Amy loves Disney. She really loves it. I cannot speak as intelligently about from where her love came as I can from where my lack of it does. But, if you think about it, isn’t it more natural to love it than not? Disney makes their oodles and oodles of money by being a machine that does nothing as well as it does making children love them.
Maggie and Henry love pretty much every Disney movie they’ve ever seen. They own stuffed Mickeys of numerous different ilk. Henry, as a two-year-old, fell deeply in love with Goofy and I still don’t know why. The twins have a set of Chip N’ Dale plushes that serve as their introduction to the Wonderful World of Disney. Occasionally, just as a test, I’ll start Toy Story 3 or Meet The Robinsons or Tangled or any of a number of different animated movies I have on my computer (we’re fans of the DVD Combo packs that give you a “digital copy” along with the others) and those two babies will toddle over and take up residence on my lap, one on each side.
There is something innately attractive about Disney to kids. That’s just the way they designed it and it’s why they could drink gold like that guy in the commercial. (He’s about 45 seconds in but do yourself a favor and watch the whole thing.)
Most of the time, we have to travel to see Disney but twice a year, Disney comes to us. Disney On Ice is a huge favorite in the Hook house particularly, it seems, with Henry. Some of his earliest words were, I kid you not, “ice show.” I once while make a video for his Uncle Phil, I gave him a number of things to say which he parroted back. At the end, I asked if he had anything of his own to say. His response, nonsensically, was simply “ice show.” You can watch it here.
I’ll admit that I was, at best, a grudging participant at my first Disney On Ice spectacular. Of all the Disney money-makers, I felt there was something particularly crass about an ice show. Frankly, I think this has more to do with ice shows than it does Disney. I know all those former Olympians who become travelling performers end up doing some severely dumbed down version of that which gave them their acclaim. I felt, having never attended one, that ice shows were some sort of lowest common denominator version of entertainment. Then I watched my kids watch the show.
They were enthralled. Their eyes were literally wide. Henry, at two or so, seemed absolutely entranced by what he saw. There were lights and music and things from falling from the sky. For the 90-minutes or so that there was action ongoing, these two kids were not to be moved from their seats. Henry took home his full-color, photographed-filled collectible program and flipped through the pages time and again.

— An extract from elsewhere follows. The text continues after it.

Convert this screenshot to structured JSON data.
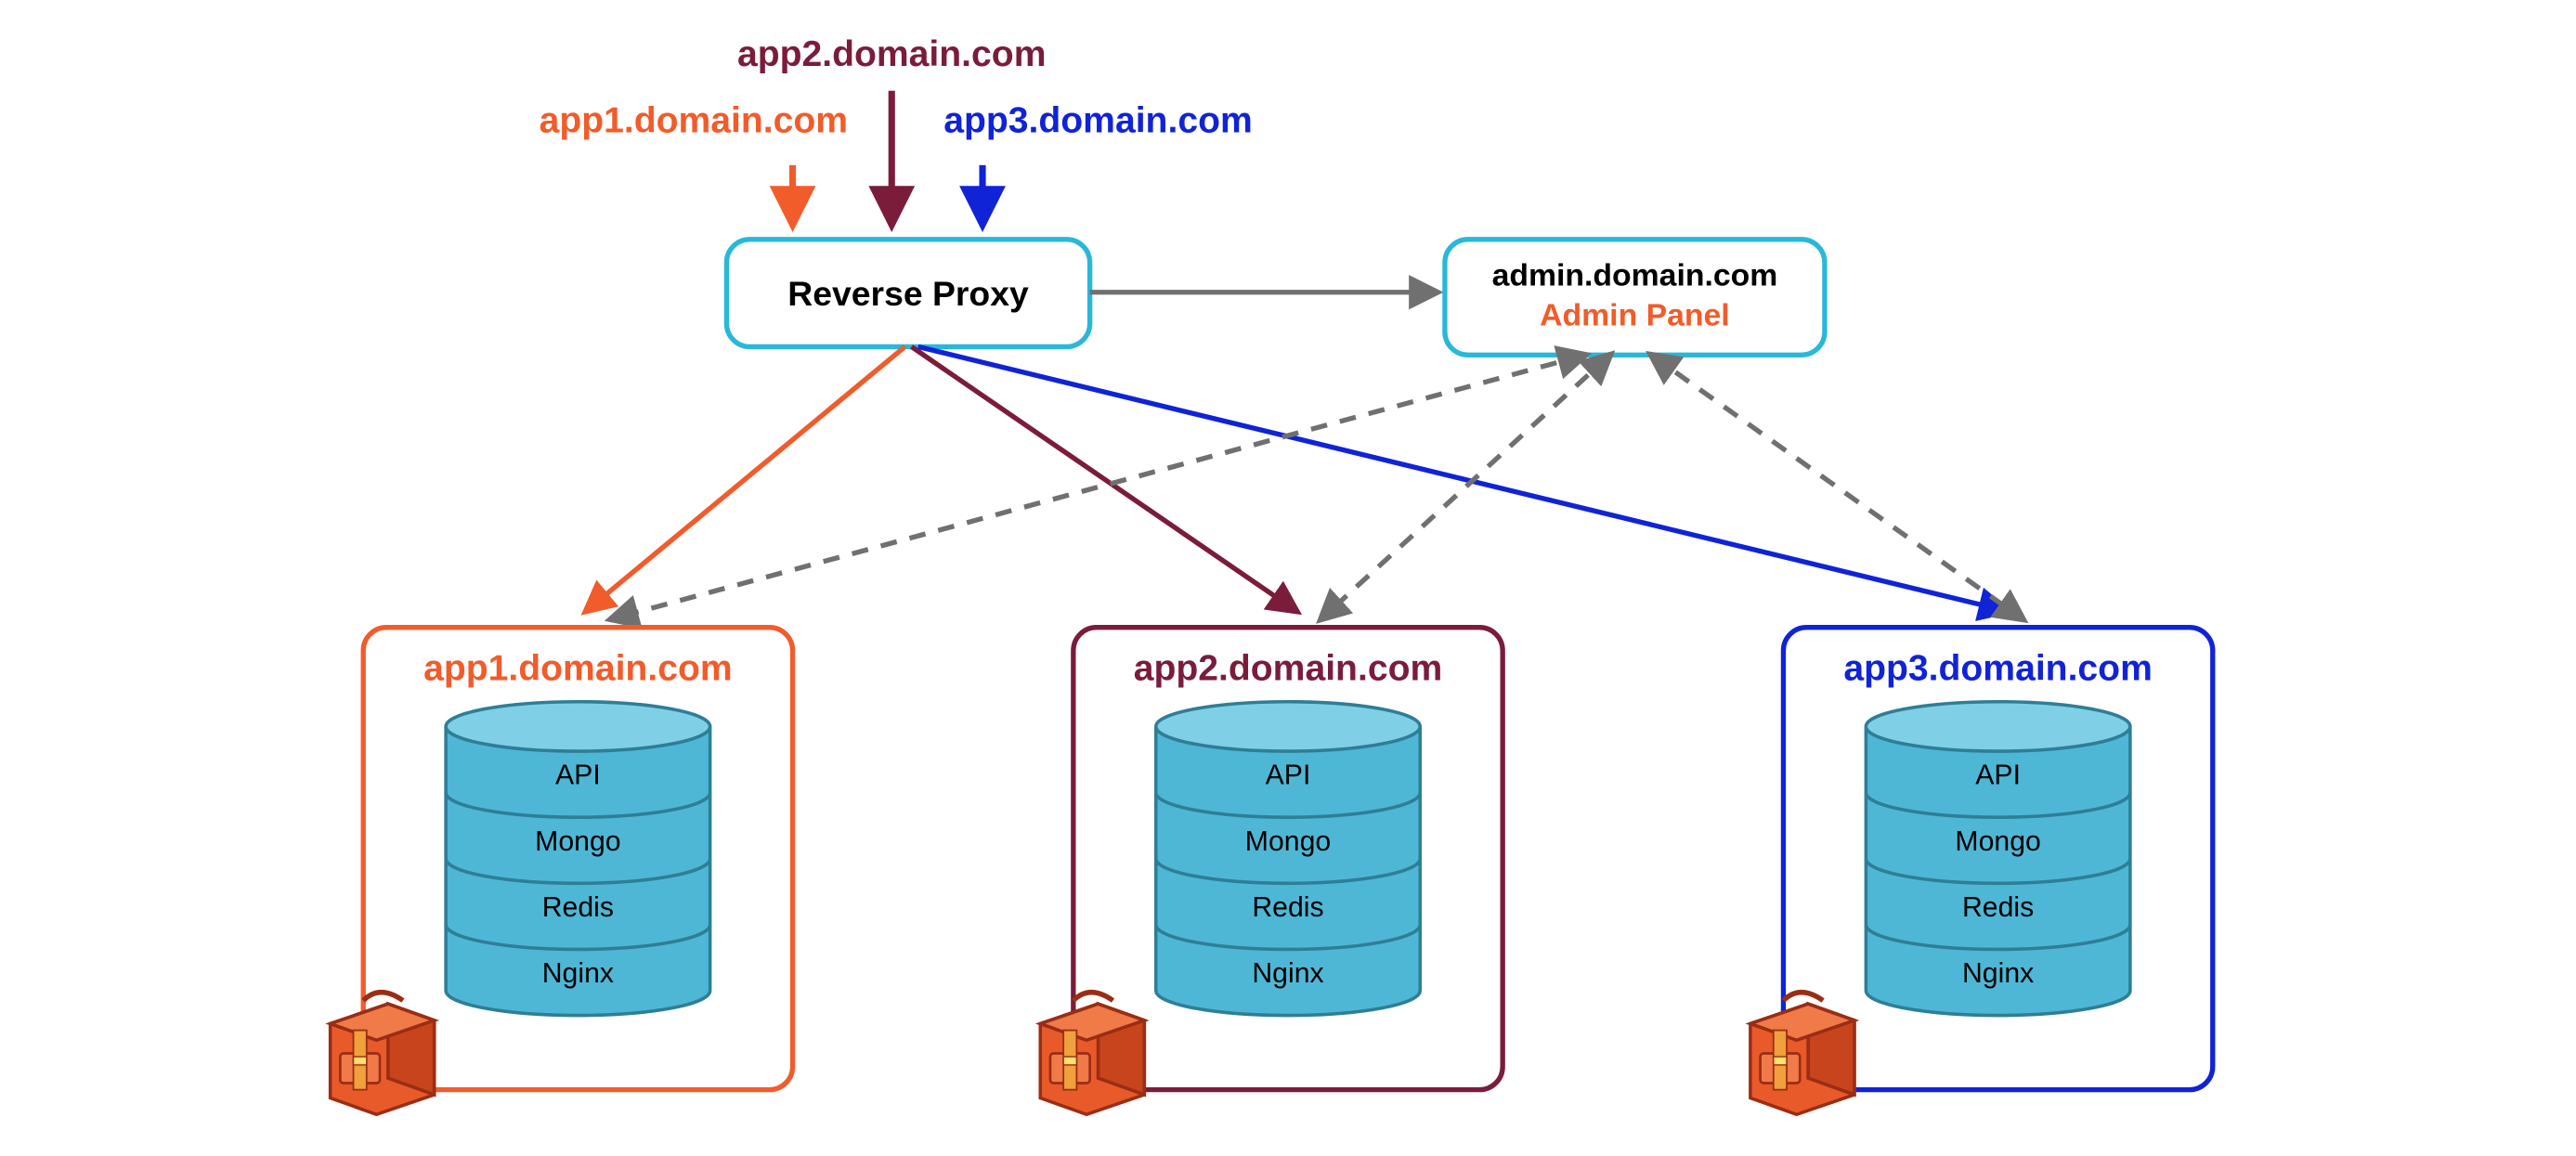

He talked about “booty witch” (a.k.a. Sleeping Beauty witch, one of the bad guys in our first Disney On Ice) almost every day and to anyone who would listen.
We’ve been back to every show that comes to town since. We’ll be going on opening night at the Garden this year, the day after Christmas.
I still don’t have any great love for Disney, this despite having now been back to Disney World with my family three or four times, gone on a Disney cruise (without the kids, no less), and seen literally every animated feature they’ve produced in the last twenty years. I don’t do it for me; I do it for the rest of the family. Though, to be honest, even that isn’t entirely true. The anticipation that Maggie, Henry, and even Amy have for our trips down to the Garden is wonderful and it rubs off on me a bit. When we go, I generally sit behind them all. From my perch, I can watch them watch the show and see all the excitement and wonder that it brings to their eyes. If it is Mickey Mouse on ice skates that brings it on, so be it. This is, in the end, truly a case of “if they’re happy, I’m happy.” When it comes to Disney On Ice, let there be no question, it makes them very, very happy.
(If you’re interested in checking out this year’s Disney On Ice: Treasure Trove, tickets are still available at www.tdgarden.tickets-center.com)